Despite even lower unemployment last week, the British pound has been under pressure. We have seen sterling weaker across the board, with GBPUSD and GBPEUR falling below 1.28 and 1.1450 respectively. The focus has been on Brexit and political developments. Prime Minister May promised to set out a timetable to step down from office after the scheduled vote on the Withdrawal Agreement in early June. Without a consensus from cross-party talks, Labour is unlikely to support the Bill. The current favourite to replace Mrs May is former Foreign Secretary Boris Johnson. He has a preference for a looser relationship with the EU. There may be indicative votes ahead of Thursday’s European Parliamentary elections. The results of the elections will be announced on Sunday.
The main UK data this week is CPI inflation and retail sales. Bank of England Governor Carney testifies in Parliament tomorrow on the May Inflation Report. The main focus is likely to be on their assessments of global trade tensions and Brexit uncertainties. Rate-setters will likely reiterate that policy remains firmly on hold for now. The strength of the domestic labour market and the potential impact on inflation still points to gradual but limited interest rate rises. We expect a rise in annual CPI to 2.2% from 1.9%. For retail sales, we expect a fall of 0.8% which could drive sterling weaker still. The warm weather may have supported activity, but we expect a pullback following consecutive monthly increases during the first quarter, which may have been influenced by stockpiling. Fundamentally, though, consumer spending is being supported by low unemployment and real wage growth.
GBPEUR – 1.1419
GBPUSD – 1.2735
After the recent run of stronger data, we expect slight falls in the Eurozone PMI and German IFO surveys for May. The manufacturing PMI is predicted to fall further to 47.7 and the services survey is forecast to fall to 52.6. These levels would be consistent with economic growth slowing to around 0.2%, following the 0.4% rise in the first quarter. For the German IFO survey, we expect a decline to 98.9 from 99.2 for the headline index.
Germany’s statistical office is expected to confirm first quarter GDP growth of 0.4%. Also on Thursday, markets will pore over the minutes of the ECB’s April meeting. As with the FOMC minutes, they predate the latest escalation in trade tensions as well as the Eurozone first quarter GDP growth number which exceeded the ECB forecast. There will be attention on any discussion on potential side effects of current negative interest rates and on the forthcoming long-term refinancing package for banks starting in September.

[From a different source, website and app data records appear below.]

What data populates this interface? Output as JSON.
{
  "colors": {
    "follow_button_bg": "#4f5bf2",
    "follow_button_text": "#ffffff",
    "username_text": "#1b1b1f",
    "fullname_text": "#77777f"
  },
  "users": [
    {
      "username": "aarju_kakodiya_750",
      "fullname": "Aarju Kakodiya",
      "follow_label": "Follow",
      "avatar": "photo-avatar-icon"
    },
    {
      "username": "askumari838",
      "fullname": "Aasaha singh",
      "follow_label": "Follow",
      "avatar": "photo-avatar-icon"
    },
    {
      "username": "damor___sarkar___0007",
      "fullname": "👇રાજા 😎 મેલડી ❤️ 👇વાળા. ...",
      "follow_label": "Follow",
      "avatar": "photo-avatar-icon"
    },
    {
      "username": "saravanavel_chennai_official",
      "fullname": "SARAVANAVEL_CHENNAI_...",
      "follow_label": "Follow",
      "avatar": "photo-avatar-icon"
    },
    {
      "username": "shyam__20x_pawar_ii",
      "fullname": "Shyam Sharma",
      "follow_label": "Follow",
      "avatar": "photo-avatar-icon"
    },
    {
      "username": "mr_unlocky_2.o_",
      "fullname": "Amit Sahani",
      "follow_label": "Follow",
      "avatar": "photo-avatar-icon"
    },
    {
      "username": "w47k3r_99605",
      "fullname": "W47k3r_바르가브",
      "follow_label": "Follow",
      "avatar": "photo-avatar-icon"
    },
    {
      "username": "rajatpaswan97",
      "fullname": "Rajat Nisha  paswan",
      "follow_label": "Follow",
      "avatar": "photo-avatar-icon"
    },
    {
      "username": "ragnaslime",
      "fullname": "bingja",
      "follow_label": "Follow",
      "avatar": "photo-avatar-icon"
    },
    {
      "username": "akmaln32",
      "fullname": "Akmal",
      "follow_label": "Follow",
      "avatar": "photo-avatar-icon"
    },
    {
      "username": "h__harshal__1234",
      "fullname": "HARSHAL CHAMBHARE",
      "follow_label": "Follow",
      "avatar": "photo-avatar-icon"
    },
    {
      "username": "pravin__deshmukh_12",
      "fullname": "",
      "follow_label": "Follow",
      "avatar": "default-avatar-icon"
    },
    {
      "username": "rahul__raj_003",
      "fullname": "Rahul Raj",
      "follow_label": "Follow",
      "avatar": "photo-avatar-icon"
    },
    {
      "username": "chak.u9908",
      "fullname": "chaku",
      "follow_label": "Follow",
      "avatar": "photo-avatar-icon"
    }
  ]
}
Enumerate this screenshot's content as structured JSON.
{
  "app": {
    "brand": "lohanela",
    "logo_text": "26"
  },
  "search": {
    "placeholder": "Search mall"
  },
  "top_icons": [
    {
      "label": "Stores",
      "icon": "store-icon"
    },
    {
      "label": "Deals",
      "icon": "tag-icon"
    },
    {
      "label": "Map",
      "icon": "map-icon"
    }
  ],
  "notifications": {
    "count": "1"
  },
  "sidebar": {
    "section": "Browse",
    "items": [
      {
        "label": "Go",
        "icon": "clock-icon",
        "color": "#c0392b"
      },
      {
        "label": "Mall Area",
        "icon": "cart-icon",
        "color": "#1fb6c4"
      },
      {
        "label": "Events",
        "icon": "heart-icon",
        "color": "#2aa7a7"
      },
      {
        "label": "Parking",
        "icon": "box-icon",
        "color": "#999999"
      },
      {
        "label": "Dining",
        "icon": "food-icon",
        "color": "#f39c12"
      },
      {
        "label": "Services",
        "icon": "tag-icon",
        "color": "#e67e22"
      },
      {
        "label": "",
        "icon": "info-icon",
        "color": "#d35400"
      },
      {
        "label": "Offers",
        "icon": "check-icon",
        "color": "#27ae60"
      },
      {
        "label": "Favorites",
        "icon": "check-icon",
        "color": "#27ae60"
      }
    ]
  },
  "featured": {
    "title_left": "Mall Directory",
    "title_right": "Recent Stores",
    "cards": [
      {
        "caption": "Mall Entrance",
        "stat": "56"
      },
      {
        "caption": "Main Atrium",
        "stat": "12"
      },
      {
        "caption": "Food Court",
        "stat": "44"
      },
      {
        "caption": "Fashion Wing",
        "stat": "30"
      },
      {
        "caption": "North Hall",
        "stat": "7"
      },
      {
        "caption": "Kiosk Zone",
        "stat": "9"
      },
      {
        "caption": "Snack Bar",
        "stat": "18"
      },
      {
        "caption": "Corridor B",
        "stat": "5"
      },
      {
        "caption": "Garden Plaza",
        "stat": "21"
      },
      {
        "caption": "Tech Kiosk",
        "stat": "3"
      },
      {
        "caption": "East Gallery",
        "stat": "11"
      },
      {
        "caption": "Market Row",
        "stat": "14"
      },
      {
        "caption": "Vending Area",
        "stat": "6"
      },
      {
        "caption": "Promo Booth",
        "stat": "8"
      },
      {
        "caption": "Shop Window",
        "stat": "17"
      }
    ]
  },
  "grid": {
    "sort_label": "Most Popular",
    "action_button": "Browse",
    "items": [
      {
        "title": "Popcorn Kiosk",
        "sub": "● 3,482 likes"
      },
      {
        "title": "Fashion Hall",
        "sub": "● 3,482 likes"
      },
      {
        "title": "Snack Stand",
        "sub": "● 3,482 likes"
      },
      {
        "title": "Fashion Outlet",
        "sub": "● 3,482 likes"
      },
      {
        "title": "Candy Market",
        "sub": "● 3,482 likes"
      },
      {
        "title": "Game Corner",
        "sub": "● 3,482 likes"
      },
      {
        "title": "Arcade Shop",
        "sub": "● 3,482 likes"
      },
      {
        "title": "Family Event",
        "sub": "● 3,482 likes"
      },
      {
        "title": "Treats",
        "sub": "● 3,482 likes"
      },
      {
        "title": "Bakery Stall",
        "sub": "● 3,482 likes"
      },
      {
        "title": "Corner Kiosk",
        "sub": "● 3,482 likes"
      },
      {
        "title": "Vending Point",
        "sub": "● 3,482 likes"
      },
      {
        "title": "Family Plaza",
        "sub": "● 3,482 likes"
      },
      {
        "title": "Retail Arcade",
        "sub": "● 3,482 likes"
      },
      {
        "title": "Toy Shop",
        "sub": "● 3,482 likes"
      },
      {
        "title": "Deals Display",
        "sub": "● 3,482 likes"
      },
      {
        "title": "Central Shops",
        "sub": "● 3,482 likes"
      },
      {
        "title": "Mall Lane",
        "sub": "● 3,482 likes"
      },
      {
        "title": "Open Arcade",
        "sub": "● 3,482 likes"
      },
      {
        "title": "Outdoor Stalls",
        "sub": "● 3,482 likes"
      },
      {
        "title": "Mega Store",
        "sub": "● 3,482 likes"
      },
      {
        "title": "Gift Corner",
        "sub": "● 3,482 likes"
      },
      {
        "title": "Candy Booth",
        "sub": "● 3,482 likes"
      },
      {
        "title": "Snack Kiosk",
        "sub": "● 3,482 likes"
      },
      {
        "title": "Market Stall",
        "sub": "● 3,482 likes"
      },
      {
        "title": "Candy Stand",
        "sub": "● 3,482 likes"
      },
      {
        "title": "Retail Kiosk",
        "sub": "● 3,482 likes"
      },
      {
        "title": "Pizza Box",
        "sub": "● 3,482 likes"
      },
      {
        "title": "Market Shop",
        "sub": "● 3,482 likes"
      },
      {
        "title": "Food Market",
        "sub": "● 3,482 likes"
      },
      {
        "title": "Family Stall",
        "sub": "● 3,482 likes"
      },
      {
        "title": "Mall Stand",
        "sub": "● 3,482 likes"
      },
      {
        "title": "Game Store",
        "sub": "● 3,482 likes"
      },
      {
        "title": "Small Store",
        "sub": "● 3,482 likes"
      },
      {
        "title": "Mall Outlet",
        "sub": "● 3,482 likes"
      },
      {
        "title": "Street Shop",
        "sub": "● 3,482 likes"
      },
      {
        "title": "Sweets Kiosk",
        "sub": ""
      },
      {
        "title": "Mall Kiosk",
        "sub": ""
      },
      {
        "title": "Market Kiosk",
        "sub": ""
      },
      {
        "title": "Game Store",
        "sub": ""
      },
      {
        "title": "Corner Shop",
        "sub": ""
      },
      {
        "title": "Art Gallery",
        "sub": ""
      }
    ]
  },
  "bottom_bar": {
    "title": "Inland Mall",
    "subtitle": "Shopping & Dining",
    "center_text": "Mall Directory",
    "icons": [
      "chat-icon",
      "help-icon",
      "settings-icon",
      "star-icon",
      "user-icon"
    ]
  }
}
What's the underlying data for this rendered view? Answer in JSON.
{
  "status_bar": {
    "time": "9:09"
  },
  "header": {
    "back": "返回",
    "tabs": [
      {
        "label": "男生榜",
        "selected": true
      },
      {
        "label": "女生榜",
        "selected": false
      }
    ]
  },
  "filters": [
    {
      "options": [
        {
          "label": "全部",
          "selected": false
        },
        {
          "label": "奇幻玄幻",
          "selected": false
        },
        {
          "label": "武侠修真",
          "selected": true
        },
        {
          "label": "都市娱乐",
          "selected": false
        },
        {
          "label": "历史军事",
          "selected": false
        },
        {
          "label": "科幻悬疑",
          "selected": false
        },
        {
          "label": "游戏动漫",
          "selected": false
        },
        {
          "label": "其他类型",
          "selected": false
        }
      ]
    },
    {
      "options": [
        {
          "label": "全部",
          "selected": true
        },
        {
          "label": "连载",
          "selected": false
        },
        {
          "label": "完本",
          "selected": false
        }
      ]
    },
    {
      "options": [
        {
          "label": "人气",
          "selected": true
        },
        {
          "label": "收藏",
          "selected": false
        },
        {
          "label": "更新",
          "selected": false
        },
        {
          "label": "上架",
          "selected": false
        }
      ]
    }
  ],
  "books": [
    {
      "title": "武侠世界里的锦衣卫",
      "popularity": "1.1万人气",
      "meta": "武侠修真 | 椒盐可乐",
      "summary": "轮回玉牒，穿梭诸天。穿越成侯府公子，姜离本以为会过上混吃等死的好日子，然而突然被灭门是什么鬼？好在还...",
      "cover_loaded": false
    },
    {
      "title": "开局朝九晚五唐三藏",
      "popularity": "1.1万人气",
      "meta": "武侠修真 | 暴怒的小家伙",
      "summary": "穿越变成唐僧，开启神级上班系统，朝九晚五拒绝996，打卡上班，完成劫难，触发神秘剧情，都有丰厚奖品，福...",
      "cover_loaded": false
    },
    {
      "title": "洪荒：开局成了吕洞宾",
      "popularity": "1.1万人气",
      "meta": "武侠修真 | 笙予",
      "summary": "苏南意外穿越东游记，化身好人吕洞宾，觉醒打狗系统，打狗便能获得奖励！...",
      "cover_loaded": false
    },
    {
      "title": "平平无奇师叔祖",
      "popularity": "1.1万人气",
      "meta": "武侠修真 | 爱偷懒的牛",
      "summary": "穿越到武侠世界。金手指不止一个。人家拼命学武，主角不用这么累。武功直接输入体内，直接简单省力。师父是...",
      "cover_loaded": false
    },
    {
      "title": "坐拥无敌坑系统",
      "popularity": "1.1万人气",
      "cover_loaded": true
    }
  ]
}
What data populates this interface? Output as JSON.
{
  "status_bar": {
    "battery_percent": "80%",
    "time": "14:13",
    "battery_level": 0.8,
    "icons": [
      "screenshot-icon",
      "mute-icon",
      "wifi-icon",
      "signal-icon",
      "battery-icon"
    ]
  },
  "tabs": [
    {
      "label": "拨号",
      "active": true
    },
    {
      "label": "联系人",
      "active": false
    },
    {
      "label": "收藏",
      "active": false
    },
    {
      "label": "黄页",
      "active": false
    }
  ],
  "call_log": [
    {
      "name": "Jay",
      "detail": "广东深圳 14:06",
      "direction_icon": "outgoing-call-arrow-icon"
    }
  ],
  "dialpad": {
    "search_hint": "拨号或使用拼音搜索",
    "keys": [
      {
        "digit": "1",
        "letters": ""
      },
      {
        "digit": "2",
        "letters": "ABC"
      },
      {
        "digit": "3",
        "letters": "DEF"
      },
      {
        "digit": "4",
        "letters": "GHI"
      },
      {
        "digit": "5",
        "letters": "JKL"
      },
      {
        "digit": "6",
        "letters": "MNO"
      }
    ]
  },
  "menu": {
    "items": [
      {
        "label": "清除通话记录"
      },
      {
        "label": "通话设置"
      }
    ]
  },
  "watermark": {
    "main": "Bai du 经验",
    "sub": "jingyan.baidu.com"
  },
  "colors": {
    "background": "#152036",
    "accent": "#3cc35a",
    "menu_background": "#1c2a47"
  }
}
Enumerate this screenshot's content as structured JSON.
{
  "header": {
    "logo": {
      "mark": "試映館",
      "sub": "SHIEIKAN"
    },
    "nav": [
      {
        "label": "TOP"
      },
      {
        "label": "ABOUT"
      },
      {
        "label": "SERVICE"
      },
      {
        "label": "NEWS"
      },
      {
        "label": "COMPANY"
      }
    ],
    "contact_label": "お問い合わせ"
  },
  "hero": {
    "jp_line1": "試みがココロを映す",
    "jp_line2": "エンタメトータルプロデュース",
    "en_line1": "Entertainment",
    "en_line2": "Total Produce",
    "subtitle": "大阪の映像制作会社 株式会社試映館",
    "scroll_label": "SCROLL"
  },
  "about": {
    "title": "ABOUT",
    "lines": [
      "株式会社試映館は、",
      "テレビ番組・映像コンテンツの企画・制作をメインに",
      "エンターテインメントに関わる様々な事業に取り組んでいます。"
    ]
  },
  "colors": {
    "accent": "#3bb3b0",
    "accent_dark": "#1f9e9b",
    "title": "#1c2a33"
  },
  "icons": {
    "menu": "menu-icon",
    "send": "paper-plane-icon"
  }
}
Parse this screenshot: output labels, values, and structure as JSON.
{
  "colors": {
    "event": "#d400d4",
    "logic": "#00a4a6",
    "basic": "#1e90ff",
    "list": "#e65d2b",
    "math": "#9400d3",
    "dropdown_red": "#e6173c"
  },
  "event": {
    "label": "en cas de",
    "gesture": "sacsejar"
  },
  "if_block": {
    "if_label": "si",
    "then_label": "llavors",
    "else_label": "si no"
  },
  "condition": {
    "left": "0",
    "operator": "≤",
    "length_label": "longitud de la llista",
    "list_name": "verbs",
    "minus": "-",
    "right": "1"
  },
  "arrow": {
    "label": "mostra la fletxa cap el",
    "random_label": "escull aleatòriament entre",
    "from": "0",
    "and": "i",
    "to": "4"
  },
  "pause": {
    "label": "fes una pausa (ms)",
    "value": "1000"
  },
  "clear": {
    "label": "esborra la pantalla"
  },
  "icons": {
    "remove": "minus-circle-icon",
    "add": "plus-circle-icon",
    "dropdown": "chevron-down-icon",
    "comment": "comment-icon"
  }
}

EURUSD – 1.1152
EURGBP – 0.8757
For much of the past week, global equities showed some signs of stabilisation after last week’s significant declines. Nevertheless, the escalation of trade tensions between the world’s two largest economies has maintained nervousness in the financial markets. US 10-year Treasury yields fell below 2.4%, approaching March lows. A trade accord is probably still the most likely outcome, but this is far from assured, and any such agreement does not appear to be imminent. China announced tariffs on $60bn of US imports from 1 June in retaliation to US measures.
The coming week’s US data calendar is light and will provide limited clues on economic activity at the start of the second quarter. Releases include existing home sales, new home sales and durable goods orders. The flash PMIs for manufacturing and services may also attract some interest. The past week’s data showed unexpectedly weak April retail sales and industrial production, although some of the early manufacturing surveys for May were more positive. The minutes of the May FOMC meeting will be published on Wednesday, although the meeting predated the latest escalation in trade tensions. They are likely to reiterate that the Committee will be ‘patient’ with regard to future interest rate changes. Markets will be looking for any hints that policy easing was discussed.
GBPUSD – 1.2735
EURUSD – 1.1152
Do get in touch if you would like to discuss further.
*Interbank rates correct as at 7 am on the date of publishing